## Task details
When the string "Kruskal" occurs in a line of the records, show that line.

___ Supplied records ___

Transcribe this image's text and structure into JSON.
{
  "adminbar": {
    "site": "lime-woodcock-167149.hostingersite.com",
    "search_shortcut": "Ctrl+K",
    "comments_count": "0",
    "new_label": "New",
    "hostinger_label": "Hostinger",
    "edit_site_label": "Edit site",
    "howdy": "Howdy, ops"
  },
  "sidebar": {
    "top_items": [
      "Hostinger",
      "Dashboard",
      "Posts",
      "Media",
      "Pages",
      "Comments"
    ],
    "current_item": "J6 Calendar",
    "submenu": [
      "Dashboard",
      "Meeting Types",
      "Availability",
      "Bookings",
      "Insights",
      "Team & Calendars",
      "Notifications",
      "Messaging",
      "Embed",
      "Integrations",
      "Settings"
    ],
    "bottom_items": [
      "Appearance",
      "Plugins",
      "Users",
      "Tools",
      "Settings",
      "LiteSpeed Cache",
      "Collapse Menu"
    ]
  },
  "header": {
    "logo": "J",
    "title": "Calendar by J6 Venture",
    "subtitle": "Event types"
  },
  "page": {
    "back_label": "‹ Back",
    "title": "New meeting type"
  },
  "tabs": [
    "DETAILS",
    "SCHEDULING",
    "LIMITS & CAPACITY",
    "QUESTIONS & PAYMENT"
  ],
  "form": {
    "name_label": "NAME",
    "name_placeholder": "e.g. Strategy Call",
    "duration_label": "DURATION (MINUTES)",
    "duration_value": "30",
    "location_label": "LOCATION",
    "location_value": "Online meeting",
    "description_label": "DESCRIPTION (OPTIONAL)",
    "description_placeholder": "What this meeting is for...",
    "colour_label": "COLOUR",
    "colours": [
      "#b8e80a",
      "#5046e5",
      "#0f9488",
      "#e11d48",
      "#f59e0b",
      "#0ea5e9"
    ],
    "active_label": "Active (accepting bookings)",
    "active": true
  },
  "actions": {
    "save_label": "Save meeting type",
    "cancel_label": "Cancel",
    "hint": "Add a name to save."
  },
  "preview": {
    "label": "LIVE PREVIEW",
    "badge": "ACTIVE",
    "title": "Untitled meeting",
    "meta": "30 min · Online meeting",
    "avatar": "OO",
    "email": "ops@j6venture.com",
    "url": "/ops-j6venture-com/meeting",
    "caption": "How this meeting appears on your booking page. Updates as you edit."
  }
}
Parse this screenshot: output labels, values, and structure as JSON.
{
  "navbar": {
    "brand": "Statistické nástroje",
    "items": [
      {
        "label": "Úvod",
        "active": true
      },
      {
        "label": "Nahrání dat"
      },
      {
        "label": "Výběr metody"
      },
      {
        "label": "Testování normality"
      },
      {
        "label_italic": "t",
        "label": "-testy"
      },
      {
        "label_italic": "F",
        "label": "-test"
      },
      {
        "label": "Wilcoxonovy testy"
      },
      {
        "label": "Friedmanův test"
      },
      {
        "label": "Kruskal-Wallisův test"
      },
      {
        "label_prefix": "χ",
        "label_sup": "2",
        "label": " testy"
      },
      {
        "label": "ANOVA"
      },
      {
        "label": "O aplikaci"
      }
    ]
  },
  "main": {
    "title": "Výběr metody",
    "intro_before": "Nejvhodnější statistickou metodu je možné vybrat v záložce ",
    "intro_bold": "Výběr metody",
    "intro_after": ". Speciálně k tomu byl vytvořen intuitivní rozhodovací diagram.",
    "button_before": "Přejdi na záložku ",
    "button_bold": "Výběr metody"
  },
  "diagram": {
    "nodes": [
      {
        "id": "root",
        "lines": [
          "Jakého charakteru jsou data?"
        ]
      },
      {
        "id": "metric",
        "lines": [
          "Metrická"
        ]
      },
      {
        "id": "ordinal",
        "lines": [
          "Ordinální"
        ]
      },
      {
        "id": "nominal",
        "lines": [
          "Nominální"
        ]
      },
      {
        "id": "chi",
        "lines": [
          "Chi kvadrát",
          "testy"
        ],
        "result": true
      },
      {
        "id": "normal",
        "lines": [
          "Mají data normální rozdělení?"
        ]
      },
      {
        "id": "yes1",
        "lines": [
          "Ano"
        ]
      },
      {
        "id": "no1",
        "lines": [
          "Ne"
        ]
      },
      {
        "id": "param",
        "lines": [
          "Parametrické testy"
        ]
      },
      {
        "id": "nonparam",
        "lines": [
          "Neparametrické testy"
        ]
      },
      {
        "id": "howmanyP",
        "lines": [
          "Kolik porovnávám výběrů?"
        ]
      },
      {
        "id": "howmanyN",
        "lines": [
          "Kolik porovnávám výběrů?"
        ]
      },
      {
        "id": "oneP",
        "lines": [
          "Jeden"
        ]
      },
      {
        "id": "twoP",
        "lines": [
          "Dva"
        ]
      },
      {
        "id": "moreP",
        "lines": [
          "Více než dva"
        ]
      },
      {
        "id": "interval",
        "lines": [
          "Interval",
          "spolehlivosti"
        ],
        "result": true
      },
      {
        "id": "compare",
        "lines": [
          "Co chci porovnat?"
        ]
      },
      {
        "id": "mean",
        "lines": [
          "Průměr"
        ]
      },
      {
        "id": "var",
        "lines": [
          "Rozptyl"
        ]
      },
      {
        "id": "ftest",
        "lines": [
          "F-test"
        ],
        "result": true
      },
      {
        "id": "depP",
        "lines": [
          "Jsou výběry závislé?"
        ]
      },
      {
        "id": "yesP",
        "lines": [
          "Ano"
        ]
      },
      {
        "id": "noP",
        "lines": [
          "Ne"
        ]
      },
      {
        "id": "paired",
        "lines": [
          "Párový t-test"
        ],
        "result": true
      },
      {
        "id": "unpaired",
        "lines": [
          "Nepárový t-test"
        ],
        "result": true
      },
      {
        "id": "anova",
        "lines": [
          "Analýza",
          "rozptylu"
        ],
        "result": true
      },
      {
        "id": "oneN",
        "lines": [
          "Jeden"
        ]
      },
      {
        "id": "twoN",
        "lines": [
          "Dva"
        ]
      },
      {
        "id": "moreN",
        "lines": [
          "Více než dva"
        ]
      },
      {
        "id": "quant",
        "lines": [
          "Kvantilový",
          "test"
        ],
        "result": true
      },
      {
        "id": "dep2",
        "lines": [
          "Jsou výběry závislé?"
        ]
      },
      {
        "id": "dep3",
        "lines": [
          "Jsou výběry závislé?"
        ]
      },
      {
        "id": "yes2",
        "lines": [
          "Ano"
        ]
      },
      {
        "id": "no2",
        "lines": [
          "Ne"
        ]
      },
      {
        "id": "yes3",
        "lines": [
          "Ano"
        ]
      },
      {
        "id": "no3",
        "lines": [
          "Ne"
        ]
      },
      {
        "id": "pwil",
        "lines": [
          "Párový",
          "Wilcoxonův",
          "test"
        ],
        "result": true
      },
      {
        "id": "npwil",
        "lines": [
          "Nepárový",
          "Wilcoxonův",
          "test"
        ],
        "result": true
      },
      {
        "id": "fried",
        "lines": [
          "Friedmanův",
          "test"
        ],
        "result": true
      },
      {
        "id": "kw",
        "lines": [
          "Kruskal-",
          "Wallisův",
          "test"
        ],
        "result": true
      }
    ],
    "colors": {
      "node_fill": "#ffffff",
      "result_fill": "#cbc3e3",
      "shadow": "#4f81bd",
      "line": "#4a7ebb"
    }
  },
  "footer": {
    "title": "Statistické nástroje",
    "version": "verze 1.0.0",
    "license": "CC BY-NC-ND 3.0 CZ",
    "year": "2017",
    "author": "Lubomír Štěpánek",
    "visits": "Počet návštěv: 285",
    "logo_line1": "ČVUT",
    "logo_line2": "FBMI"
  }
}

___

## Your response
        "label": "Kruskal-Wallisův test"
          "Kruskal-",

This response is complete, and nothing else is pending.